Life in a funeral parlour even creepier when you're 'gifted'
By Gareth P. Jones
Published by Hot Key Books ISBN 978-1471400117
Set in 1880's London, Gareth Jones' new novel is an entertaining and at times very scary Victorian ghost story packed with a Dickensian cast of extraordinary characters. It's witty and fun, yet not for the faint of heart: blood flows, ghosts clank chains and much of the action is set in a funeral parlour.
Sam Toop lives with his father over Constable and Toop's Funeral Parlour in a shady part of the capital. Dead bodies don't bother him, which is just as well because there are a lot of them lying around downstairs.

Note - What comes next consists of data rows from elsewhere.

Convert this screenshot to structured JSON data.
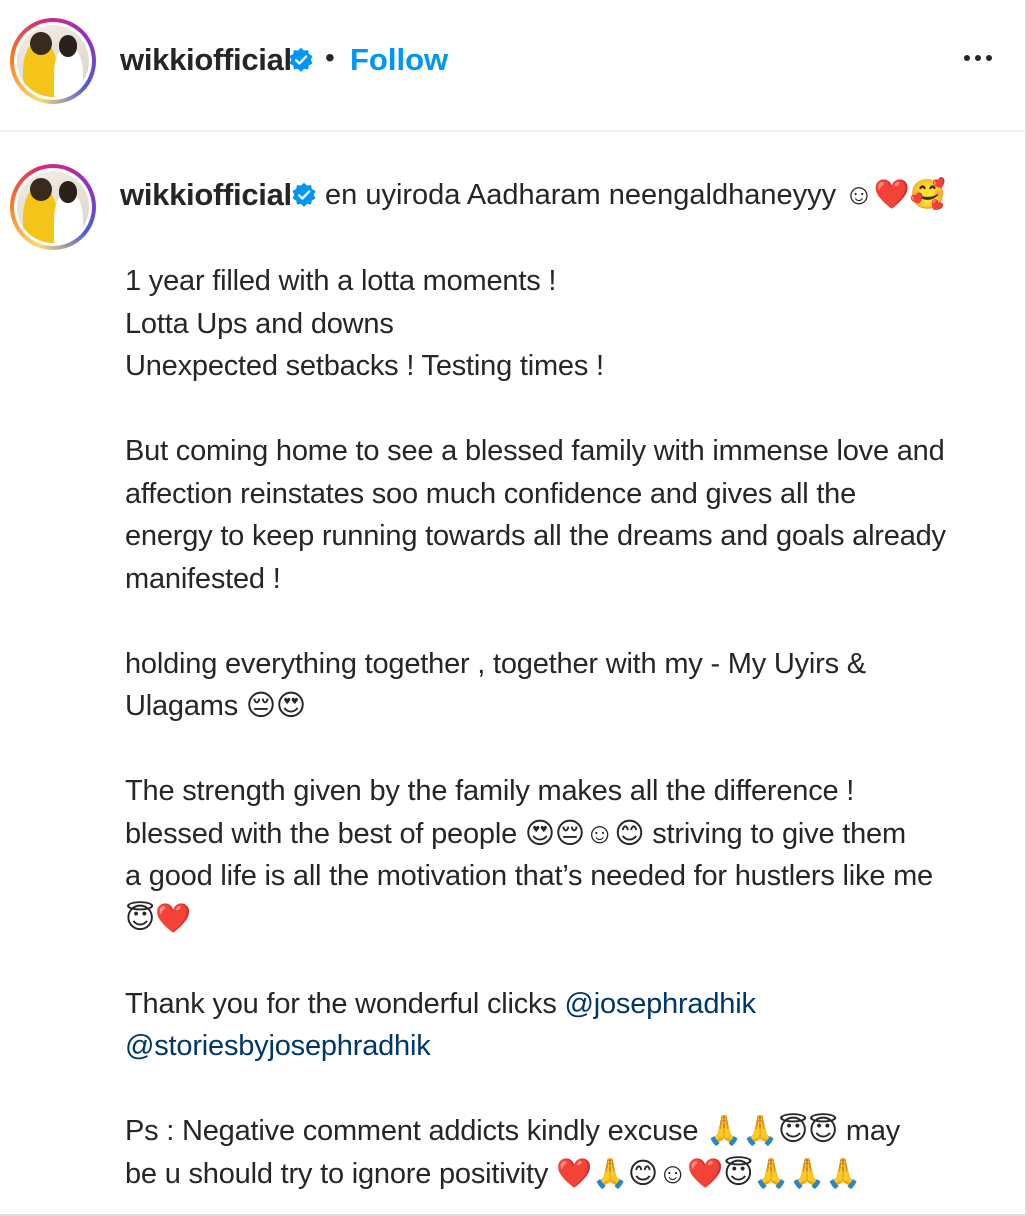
{
  "header": {
    "username": "wikkiofficial",
    "separator": "•",
    "follow_label": "Follow",
    "more_icon": "more-horizontal-icon"
  },
  "caption": {
    "username": "wikkiofficial",
    "first_line": "en uyiroda Aadharam neengaldhaneyyy ☺❤️🥰",
    "paragraphs": [
      "1 year filled with a lotta moments !\nLotta Ups and downs\nUnexpected setbacks ! Testing times !",
      "But coming home to see a blessed family with immense love and\naffection reinstates soo much confidence and gives all the\nenergy to keep running towards all the dreams and goals already\nmanifested !",
      "holding everything together , together with my - My Uyirs &\nUlagams 😔😍",
      "The strength given by the family makes all the difference !\nblessed with the best of people 😍😔☺😊 striving to give them\na good life is all the motivation that’s needed for hustlers like me\n😇❤️",
      "Ps : Negative comment addicts kindly excuse 🙏🙏😇😇 may\nbe u should try to ignore positivity ❤️🙏😊☺❤️😇🙏🙏🙏"
    ],
    "thanks_text": "Thank you for the wonderful clicks ",
    "mention_1": "@josephradhik",
    "mention_2": "@storiesbyjosephradhik"
  },
  "colors": {
    "accent": "#0095f6",
    "verified": "#0095f6",
    "mention": "#00376b",
    "text": "#262626"
  }
}
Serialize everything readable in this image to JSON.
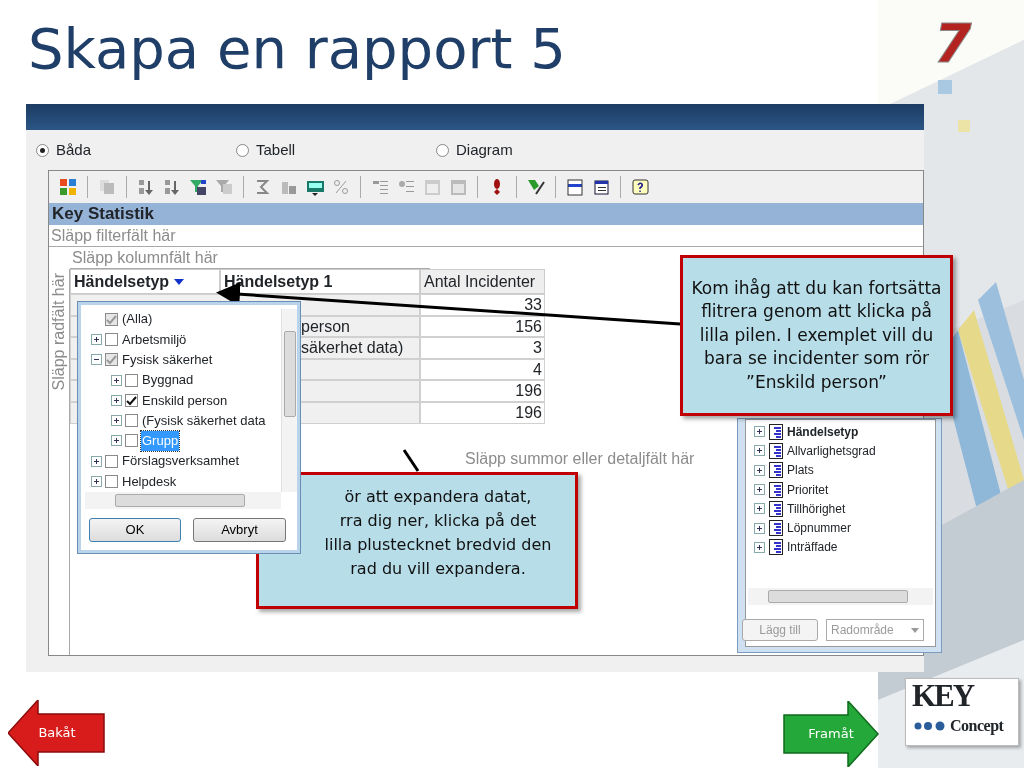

Sam helps his father and Mr Constable with funerals, acting as a "mute" - a sad, silent young mourner walking solemnly behind the horse-drawn hearse.
Sam has a secret: he can see and talk to ghosts. Understandably, the funeral parlour is a favourite spot for spirits to return to, looking to complete business they left unfinished when death claimed them, and Sam has little choice but to help when they ask.
There are two storylines at the start of Constable and Toop, and it is quite some time before the two parts come together. Sam's story unfolds in the actual world, but in the spirit world, events are kicking off that will soon spill over into Constable and Toop's establishment.
In the Ghost Bureau, offices full of ghost administrators take care of all the paperwork and endless bureaucracy, which is needed to maintain order and keep new ghosts in line. Lapsewood, a minor admin clerk, is pushing his pen as usual when he is summoned to the high office of the big chief, Colonel Penhaligan. Some ghosts are having trouble when they visit once safe earthly haunts, so someone needs to pass over onto the human side to see what's going on. And Lapsewood is just the man - well, ghost - for the job.
There's a lot going on in this tongue-in-cheek paranormal thriller, with all the different threads and characters eventually coming together. Jones delivers an imaginative plot, a host of interesting characters and an effective Gothic atmosphere that will keep readers turning the page.
Jones is a confident writer who knows how to create convincing characters that will stay with readers once they close the book, and how to marshal them, giving them all a chance to shine. Sam is a winning central character, but he is propped up by a team of fascinating supporting characters, both dead and alive, all demanding our attention.
A funny, clever, creepy read.
John Millen can be contacted on [email protected]